Where in the entries below does "Dapibus" appear? Copy every line that has it.
***
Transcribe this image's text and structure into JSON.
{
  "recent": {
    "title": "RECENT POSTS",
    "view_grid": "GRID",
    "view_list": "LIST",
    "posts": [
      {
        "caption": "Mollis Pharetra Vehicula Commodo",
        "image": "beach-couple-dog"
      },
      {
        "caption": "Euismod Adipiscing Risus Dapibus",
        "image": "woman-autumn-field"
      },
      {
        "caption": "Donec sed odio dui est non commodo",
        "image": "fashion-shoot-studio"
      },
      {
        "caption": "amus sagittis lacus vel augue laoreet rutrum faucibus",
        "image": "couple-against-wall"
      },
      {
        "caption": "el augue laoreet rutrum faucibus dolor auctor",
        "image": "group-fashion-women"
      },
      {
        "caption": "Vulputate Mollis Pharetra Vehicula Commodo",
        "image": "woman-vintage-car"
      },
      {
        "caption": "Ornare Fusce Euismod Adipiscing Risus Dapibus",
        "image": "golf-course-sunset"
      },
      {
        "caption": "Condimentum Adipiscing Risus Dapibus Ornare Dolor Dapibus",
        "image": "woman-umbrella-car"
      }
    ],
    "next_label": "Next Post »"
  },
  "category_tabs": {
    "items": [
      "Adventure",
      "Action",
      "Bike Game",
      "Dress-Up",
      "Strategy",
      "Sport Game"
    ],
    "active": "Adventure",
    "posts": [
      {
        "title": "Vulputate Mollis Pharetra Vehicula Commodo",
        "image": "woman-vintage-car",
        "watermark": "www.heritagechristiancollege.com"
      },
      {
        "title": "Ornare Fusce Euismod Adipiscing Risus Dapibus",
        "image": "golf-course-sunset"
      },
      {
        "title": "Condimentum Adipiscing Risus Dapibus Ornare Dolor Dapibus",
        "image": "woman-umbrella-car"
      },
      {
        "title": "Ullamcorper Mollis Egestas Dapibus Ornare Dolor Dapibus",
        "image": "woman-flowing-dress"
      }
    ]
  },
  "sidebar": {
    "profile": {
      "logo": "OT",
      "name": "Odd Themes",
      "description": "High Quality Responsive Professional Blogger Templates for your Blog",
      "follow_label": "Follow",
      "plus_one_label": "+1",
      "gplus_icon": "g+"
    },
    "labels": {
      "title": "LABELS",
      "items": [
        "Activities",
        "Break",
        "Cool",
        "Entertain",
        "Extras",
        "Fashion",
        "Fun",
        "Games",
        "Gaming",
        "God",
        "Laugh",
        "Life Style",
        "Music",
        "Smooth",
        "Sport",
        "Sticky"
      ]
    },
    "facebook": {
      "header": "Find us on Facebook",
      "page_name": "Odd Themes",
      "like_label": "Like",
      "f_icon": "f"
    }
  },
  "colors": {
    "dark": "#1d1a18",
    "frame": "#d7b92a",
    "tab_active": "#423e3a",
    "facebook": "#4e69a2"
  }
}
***
> [EXERCISE RESULT]
        "caption": "Euismod Adipiscing Risus Dapibus",
        "caption": "Ornare Fusce Euismod Adipiscing Risus Dapibus",
        "caption": "Condimentum Adipiscing Risus Dapibus Ornare Dolor Dapibus",
        "title": "Ornare Fusce Euismod Adipiscing Risus Dapibus",
        "title": "Condimentum Adipiscing Risus Dapibus Ornare Dolor Dapibus",
        "title": "Ullamcorper Mollis Egestas Dapibus Ornare Dolor Dapibus",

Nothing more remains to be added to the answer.